- **Task goal**
The word "JSON" marks the lines to report; pull each of them from the listing.

Start of Block

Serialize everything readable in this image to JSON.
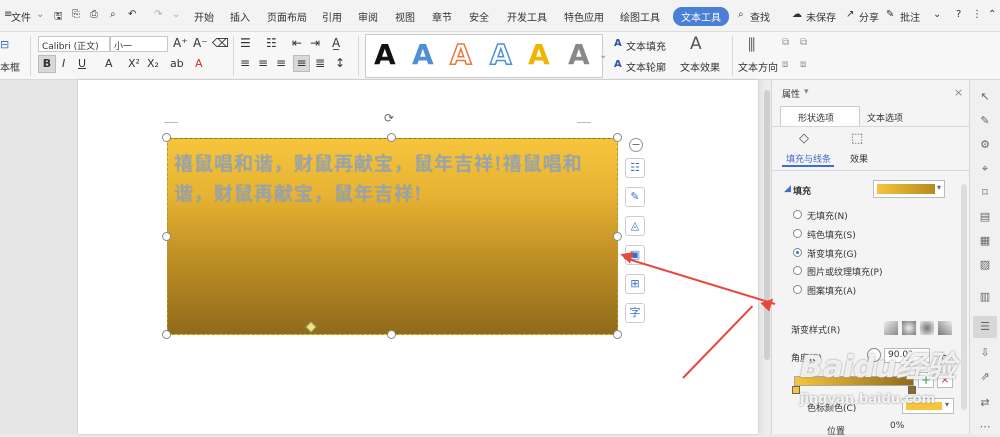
{
  "menubar": {
    "file": "文件",
    "items": [
      "开始",
      "插入",
      "页面布局",
      "引用",
      "审阅",
      "视图",
      "章节",
      "安全",
      "开发工具",
      "特色应用",
      "绘图工具"
    ],
    "active_tab": "文本工具",
    "search": "查找",
    "unsaved": "未保存",
    "share": "分享",
    "comment": "批注"
  },
  "ribbon": {
    "textbox_label": "本框",
    "font_name": "Calibri (正文)",
    "font_size": "小一",
    "wordart_glyph": "A",
    "text_fill": "文本填充",
    "text_outline": "文本轮廓",
    "text_effect": "文本效果",
    "text_direction": "文本方向"
  },
  "document": {
    "textbox_text": "禧鼠唱和谐，财鼠再献宝，鼠年吉祥!禧鼠唱和谐，财鼠再献宝，鼠年吉祥!"
  },
  "panel": {
    "title": "属性",
    "tab_shape": "形状选项",
    "tab_text": "文本选项",
    "sub_fill_line": "填充与线条",
    "sub_effect": "效果",
    "section_fill": "填充",
    "fill_options": [
      "无填充(N)",
      "纯色填充(S)",
      "渐变填充(G)",
      "图片或纹理填充(P)",
      "图案填充(A)"
    ],
    "selected_fill_index": 2,
    "gradient_style": "渐变样式(R)",
    "angle": "角度(E)",
    "angle_value": "90.0°",
    "stop_color": "色标颜色(C)",
    "position": "位置",
    "position_value": "0%"
  },
  "watermark": {
    "brand": "Baidu经验",
    "url": "jingyan.baidu.com"
  }
}
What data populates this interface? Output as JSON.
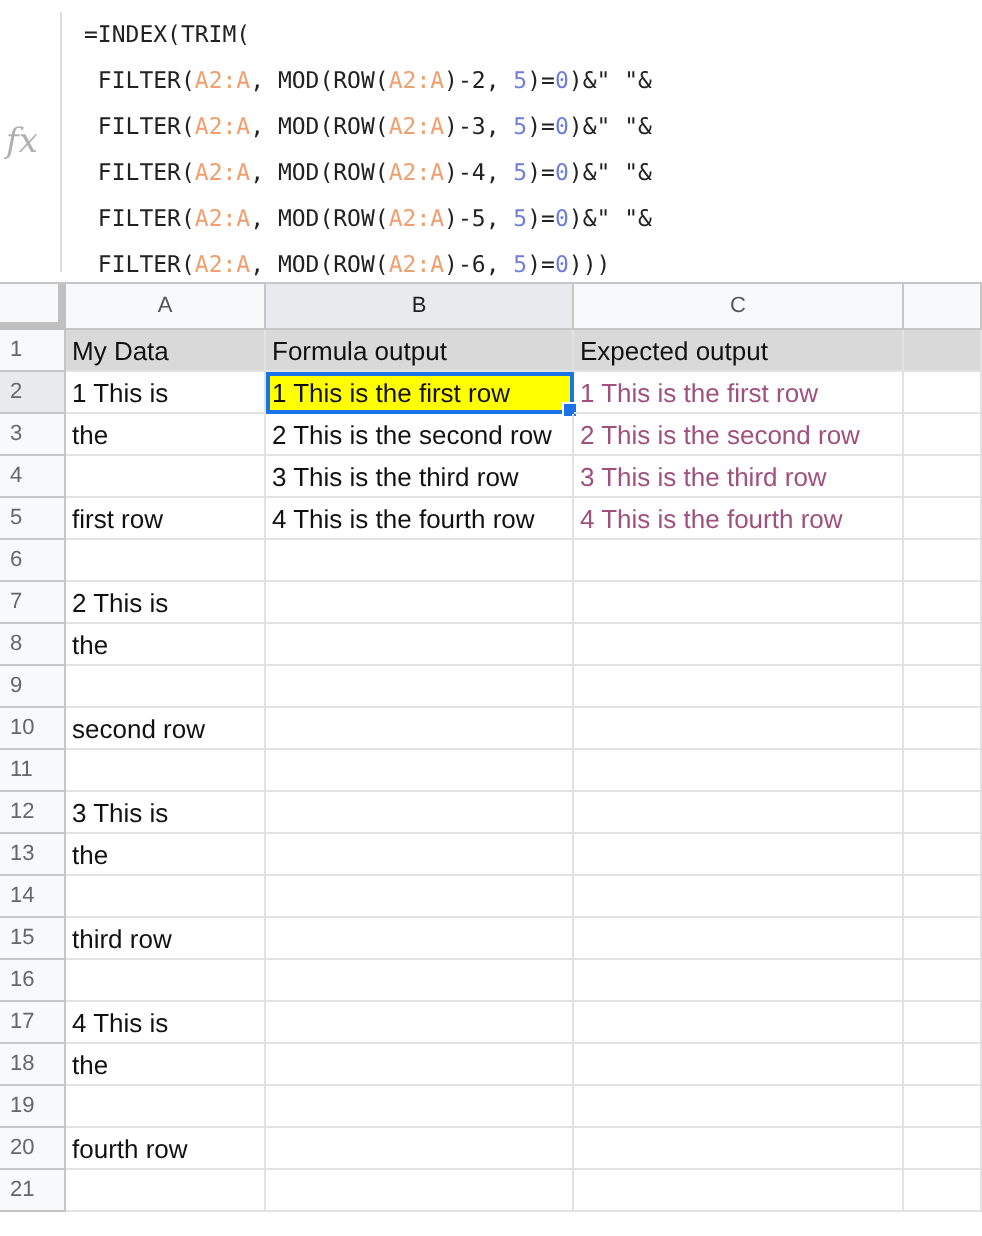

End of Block

- **Answer below**
Serialize everything readable in this image to JSON.
What data populates this interface? Output as JSON.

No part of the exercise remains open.